● Your goal
Each line of the records that includes "Local" should be found and copied.

- Opening Delimiter -

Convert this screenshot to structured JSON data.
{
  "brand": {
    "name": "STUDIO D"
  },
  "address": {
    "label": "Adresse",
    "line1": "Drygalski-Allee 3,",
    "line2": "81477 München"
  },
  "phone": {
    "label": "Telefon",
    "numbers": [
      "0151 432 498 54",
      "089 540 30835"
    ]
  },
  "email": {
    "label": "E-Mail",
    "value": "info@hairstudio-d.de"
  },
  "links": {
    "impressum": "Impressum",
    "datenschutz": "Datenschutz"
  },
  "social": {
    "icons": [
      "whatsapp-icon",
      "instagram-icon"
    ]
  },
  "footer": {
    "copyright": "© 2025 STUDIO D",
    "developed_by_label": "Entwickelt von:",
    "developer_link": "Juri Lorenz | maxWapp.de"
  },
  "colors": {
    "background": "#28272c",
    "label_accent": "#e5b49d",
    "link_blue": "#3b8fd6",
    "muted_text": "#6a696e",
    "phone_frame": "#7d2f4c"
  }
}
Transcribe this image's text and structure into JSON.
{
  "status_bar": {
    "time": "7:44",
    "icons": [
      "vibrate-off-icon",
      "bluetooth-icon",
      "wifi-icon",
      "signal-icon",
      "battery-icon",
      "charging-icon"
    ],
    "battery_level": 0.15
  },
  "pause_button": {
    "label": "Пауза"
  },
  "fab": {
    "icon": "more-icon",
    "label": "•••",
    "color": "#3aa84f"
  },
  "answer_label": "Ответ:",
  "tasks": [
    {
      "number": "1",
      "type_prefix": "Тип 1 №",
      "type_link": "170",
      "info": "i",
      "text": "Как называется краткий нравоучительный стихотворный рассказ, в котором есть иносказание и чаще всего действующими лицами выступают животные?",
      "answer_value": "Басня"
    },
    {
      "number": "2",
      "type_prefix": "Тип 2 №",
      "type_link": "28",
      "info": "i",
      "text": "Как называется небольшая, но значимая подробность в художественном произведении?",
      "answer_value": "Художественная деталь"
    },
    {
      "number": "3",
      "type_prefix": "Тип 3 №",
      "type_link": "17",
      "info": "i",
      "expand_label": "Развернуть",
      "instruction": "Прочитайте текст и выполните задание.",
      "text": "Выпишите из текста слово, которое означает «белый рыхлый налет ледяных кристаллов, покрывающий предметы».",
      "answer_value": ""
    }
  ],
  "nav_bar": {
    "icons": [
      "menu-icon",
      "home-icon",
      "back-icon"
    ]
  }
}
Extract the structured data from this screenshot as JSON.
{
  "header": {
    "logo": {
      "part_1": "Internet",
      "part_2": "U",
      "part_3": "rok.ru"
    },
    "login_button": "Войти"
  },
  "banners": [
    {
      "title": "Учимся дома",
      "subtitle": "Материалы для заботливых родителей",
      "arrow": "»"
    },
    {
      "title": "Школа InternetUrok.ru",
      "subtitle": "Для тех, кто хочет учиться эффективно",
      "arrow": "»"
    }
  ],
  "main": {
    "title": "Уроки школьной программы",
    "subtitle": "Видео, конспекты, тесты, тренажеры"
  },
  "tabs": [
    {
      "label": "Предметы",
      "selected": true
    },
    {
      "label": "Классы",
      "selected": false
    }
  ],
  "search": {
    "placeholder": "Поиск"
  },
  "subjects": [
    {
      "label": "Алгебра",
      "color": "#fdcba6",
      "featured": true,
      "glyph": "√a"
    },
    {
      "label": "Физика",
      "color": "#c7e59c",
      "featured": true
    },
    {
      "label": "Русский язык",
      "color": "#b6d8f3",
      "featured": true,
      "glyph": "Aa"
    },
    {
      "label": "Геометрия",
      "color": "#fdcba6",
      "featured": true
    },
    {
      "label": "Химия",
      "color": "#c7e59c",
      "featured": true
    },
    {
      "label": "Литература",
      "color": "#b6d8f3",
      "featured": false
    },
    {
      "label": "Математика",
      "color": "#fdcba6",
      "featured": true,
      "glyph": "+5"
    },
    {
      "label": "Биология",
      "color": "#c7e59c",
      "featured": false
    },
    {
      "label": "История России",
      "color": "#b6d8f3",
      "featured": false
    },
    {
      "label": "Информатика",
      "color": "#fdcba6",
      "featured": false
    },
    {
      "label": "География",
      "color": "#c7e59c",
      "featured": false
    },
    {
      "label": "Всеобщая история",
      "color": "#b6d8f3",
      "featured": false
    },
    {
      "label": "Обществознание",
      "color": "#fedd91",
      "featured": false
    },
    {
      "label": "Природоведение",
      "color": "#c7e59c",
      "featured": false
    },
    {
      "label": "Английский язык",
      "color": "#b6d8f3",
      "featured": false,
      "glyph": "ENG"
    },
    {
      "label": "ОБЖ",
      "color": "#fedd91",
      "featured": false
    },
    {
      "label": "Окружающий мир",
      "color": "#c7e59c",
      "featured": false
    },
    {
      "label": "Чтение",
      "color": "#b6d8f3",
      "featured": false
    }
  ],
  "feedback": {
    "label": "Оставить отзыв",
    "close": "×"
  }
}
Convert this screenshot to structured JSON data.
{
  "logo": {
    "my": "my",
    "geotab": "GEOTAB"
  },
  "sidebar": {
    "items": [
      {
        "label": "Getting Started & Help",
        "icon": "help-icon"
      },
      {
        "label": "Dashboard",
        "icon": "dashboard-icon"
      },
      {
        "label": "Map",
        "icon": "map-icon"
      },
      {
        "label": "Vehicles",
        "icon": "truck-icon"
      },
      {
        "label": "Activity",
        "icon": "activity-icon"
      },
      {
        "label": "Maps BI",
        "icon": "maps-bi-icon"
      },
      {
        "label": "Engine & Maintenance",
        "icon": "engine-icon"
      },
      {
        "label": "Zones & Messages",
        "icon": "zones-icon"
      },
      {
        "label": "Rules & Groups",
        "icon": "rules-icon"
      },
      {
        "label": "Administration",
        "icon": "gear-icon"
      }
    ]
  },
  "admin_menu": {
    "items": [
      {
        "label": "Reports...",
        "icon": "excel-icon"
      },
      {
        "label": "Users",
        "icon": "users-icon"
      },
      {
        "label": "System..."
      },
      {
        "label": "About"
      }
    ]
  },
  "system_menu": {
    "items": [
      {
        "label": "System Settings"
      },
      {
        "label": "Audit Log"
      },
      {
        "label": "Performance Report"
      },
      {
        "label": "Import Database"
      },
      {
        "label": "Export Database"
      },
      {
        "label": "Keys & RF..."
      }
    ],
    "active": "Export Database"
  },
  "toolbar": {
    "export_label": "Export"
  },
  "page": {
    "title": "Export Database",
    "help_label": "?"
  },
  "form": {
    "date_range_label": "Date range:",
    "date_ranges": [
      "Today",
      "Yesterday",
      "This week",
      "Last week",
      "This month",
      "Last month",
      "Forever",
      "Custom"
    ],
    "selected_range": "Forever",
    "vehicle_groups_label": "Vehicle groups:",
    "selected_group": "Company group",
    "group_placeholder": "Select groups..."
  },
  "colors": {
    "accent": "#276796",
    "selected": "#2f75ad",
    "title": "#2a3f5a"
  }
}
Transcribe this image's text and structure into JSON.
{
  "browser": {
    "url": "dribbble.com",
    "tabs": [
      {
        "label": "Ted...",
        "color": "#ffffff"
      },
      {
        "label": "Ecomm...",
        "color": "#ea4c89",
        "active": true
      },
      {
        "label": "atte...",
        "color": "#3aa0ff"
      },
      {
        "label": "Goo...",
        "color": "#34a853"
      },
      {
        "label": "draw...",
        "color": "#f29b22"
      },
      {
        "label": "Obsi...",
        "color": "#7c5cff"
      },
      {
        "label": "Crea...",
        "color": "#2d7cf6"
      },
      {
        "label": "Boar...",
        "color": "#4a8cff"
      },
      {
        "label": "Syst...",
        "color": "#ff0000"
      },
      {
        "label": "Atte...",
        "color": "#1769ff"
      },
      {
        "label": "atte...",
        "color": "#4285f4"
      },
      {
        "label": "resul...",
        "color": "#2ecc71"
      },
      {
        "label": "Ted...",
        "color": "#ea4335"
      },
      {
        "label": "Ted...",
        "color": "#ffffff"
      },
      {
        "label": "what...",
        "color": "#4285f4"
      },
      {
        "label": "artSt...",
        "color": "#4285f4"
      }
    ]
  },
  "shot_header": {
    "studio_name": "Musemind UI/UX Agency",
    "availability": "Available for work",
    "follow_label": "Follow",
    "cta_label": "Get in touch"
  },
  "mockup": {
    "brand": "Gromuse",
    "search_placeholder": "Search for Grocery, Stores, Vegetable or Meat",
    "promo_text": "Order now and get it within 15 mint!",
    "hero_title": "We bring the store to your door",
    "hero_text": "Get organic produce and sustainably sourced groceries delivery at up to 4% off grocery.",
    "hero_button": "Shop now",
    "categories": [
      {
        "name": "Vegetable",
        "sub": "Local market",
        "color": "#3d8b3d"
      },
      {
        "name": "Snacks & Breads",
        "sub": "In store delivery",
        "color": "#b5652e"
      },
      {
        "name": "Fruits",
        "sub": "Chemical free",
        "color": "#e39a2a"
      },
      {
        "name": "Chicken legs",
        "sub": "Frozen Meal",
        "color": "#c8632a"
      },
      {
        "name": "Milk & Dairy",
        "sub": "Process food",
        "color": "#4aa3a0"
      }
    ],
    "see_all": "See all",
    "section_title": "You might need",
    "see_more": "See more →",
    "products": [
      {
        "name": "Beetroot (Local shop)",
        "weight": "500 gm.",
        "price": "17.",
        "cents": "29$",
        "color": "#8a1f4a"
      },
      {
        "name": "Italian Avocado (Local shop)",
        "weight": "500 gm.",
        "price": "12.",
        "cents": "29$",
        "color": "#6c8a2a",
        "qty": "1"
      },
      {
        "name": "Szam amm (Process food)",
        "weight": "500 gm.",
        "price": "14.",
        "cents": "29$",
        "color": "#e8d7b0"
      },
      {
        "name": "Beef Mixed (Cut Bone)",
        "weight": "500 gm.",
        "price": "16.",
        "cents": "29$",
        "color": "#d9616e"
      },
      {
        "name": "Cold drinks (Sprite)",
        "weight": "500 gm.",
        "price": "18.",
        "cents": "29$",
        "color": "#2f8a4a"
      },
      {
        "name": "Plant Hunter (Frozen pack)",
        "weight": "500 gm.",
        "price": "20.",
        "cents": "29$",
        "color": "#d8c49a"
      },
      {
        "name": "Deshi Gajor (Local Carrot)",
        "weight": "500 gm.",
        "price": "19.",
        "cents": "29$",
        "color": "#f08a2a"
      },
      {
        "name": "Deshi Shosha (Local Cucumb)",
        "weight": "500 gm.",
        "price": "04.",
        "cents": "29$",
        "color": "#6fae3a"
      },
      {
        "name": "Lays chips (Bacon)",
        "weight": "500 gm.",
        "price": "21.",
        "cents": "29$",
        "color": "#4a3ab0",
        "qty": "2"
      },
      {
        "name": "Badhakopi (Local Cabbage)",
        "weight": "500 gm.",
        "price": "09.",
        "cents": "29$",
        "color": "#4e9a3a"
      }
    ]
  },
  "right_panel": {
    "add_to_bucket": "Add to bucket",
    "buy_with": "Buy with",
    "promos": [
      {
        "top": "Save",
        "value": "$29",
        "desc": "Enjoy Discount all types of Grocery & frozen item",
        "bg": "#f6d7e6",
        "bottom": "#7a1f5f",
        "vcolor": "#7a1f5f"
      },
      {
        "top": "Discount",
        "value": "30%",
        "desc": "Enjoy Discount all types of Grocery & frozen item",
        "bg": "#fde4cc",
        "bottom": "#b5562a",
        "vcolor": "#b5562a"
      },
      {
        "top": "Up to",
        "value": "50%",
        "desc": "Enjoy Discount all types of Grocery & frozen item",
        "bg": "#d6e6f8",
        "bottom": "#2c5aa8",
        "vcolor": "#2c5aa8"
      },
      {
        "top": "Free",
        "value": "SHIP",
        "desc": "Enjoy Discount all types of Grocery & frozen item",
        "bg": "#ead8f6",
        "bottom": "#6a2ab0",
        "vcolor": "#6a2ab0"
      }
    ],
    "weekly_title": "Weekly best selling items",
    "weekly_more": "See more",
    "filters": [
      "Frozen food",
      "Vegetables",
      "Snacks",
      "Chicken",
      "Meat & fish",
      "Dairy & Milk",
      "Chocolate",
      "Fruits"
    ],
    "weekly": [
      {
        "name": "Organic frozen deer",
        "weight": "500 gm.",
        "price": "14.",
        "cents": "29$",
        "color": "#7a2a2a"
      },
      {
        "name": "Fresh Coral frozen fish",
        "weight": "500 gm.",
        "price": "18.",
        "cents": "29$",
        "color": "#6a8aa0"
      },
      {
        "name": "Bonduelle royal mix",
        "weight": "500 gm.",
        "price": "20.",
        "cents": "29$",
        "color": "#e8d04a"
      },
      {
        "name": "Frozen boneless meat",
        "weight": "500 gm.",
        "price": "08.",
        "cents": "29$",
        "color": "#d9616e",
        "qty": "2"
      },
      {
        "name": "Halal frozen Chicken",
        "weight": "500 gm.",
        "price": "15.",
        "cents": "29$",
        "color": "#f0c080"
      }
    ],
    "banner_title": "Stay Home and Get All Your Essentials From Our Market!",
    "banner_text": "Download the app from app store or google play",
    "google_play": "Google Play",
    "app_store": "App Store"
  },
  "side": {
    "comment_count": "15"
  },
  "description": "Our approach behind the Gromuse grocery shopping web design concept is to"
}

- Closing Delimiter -

● Reply to the exercise
        "sub": "Local market",
        "name": "Beetroot (Local shop)",
        "name": "Italian Avocado (Local shop)",
        "name": "Deshi Gajor (Local Carrot)",
        "name": "Deshi Shosha (Local Cucumb)",
        "name": "Badhakopi (Local Cabbage)",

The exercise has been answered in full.